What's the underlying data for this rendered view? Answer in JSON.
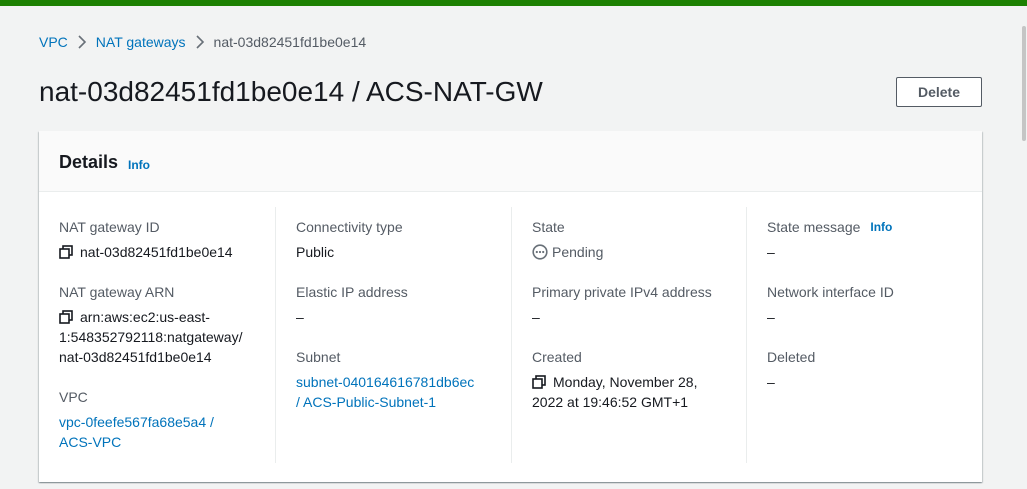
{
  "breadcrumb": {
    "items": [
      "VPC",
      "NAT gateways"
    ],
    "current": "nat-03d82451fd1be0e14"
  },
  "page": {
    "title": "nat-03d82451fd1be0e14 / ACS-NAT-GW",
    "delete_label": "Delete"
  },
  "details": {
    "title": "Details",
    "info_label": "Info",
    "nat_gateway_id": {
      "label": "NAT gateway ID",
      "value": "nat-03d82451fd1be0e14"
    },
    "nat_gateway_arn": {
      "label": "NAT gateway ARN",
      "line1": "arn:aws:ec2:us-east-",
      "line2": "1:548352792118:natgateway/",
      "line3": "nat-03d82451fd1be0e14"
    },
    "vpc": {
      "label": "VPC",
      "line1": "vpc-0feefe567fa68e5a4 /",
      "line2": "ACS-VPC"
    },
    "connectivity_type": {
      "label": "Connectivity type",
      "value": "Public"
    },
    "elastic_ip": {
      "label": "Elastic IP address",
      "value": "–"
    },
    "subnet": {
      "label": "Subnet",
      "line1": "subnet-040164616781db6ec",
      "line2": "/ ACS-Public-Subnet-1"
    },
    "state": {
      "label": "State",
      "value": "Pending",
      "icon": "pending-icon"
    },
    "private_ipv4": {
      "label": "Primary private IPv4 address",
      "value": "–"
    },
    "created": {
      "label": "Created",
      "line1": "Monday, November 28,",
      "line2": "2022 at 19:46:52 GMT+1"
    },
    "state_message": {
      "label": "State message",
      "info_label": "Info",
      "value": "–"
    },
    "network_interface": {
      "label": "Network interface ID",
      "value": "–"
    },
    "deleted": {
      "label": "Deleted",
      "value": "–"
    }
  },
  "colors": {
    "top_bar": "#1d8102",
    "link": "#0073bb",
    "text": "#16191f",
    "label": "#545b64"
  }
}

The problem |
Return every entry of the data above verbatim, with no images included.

Answer space |
What's the underlying data for this rendered view? Answer in JSON.
{
  "breadcrumb": {
    "items": [
      "VPC",
      "NAT gateways"
    ],
    "current": "nat-03d82451fd1be0e14"
  },
  "page": {
    "title": "nat-03d82451fd1be0e14 / ACS-NAT-GW",
    "delete_label": "Delete"
  },
  "details": {
    "title": "Details",
    "info_label": "Info",
    "nat_gateway_id": {
      "label": "NAT gateway ID",
      "value": "nat-03d82451fd1be0e14"
    },
    "nat_gateway_arn": {
      "label": "NAT gateway ARN",
      "line1": "arn:aws:ec2:us-east-",
      "line2": "1:548352792118:natgateway/",
      "line3": "nat-03d82451fd1be0e14"
    },
    "vpc": {
      "label": "VPC",
      "line1": "vpc-0feefe567fa68e5a4 /",
      "line2": "ACS-VPC"
    },
    "connectivity_type": {
      "label": "Connectivity type",
      "value": "Public"
    },
    "elastic_ip": {
      "label": "Elastic IP address",
      "value": "–"
    },
    "subnet": {
      "label": "Subnet",
      "line1": "subnet-040164616781db6ec",
      "line2": "/ ACS-Public-Subnet-1"
    },
    "state": {
      "label": "State",
      "value": "Pending",
      "icon": "pending-icon"
    },
    "private_ipv4": {
      "label": "Primary private IPv4 address",
      "value": "–"
    },
    "created": {
      "label": "Created",
      "line1": "Monday, November 28,",
      "line2": "2022 at 19:46:52 GMT+1"
    },
    "state_message": {
      "label": "State message",
      "info_label": "Info",
      "value": "–"
    },
    "network_interface": {
      "label": "Network interface ID",
      "value": "–"
    },
    "deleted": {
      "label": "Deleted",
      "value": "–"
    }
  },
  "colors": {
    "top_bar": "#1d8102",
    "link": "#0073bb",
    "text": "#16191f",
    "label": "#545b64"
  }
}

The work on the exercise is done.